There is a very common misconception that students who read a lot will automatically become good writers. On the surface level, it makes sense. After all, reading extensively allows students to develop a large vocabulary, appreciate different perspectives and gain an understanding of how different texts are structured. And, as with any skill, the first step towards becoming proficient is to watch a professional at work.
On the other hand, nobody learns to drive a car by watching their mum drive; nobody learns how to shoot baskets by watching basketball on television; and nobody learns how to bake a perfect souffle by just reading recipe books. In all these situations, practice is the key. And while that seems obvious, people often forget the importance of practicing writing. Like any skill, writing requires constant practice. Here are some skills that you can only get from practicing writing…
1. Practicing writing builds muscle memory
Students often forget that writing is not just a mental task; it is a physical one as well. When students sit their VCE exams, or if they sit a Selective Schools or Scholarship test, they are required to write long, well thought out essays or creative narratives under a strict time limit. Quite often, under these situations, students hands get tired before their brains do. Students who haven’t practiced writing essays or narratives on a regular basis will find it hard to write quickly enough, or for long enough, to get all of their great ideas on the page. On the other hand, students that recognise that writing (like all tasks) needs practice, are much more likely to have the physical and mental skills they need to succeed.
2. Practicing writing helps students tackle writer’s block
Reading is obviously a wonderful skill for building imagination in students; but it is, in the end, largely a passive activity. When you read a story, you get to sit back and let the author take you on a journey. But when it’s your turn to do the writing, suddenly your job becomes a lot more difficult. You’re given an empty page that you’re supposed to fill with ideas. This can be incredibly stressful, and many students face writer’s block as a result. Practicing writing is a good way to get better at generating your own ideas. The more you practice, the less intimidating the empty page will look, and they more techniques you will learn for generating ideas.
3. Practicing writing demystifies the art of writing
Have you ever read a great essay or a great story and though “how on earth did they do that?” It’s a common experience, and it’s part of the fun of reading. When we read good writing, we’re not necessarily trying to figure out how the author is doing what they’re doing, we’re just enjoying their work. This is one of the reasons why it’s not enough to just read extensively if you want to learn to write well. Put simply: reading good writing doesn’t teach you how to be a good writer yourself. On the other hand, when you practice writing regularly, you start to notice the patterns, the little tricks that you can use again and again to make your writing successful. Practicing writing allows you to look behind the curtain and seeing the mechanisms that make up a successful piece of writing.
Of course, practicing is hard. And it’s not the kind of thing you can just do without guidance. That’s where we come in. If you or your child wants more guidance on how to practice their writing, feel free to email us at email@example.com or call us on 1800 668 177. If your child is preparing for a Scholarship or Selective Schools Exam, you might also want to check out our custom Writing Bundle.

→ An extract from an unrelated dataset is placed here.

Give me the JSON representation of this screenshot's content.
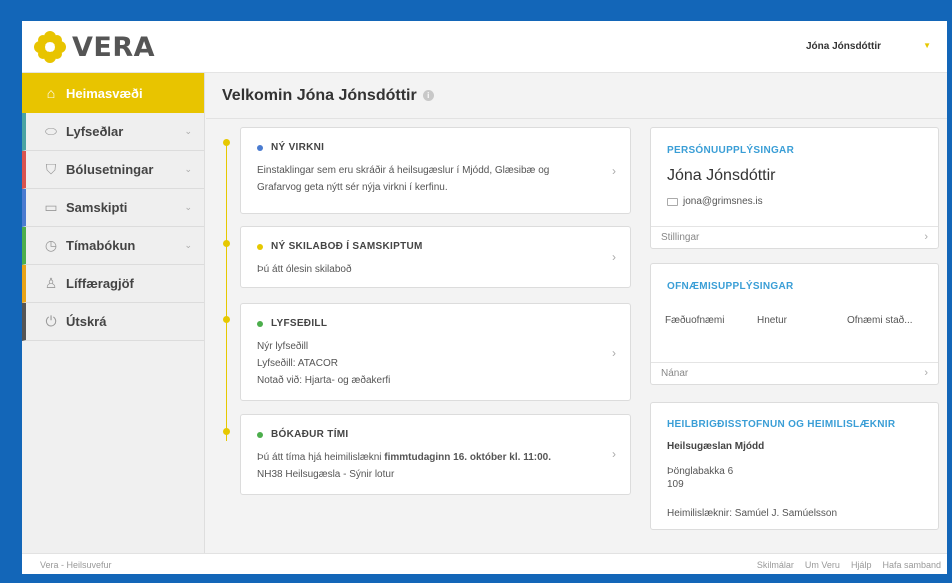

This bundle contains our best selling persuasive essay book and our newly released narrative book. After reading these books your child will have the skills required to write a compelling and well structured narrative and persuasive essay!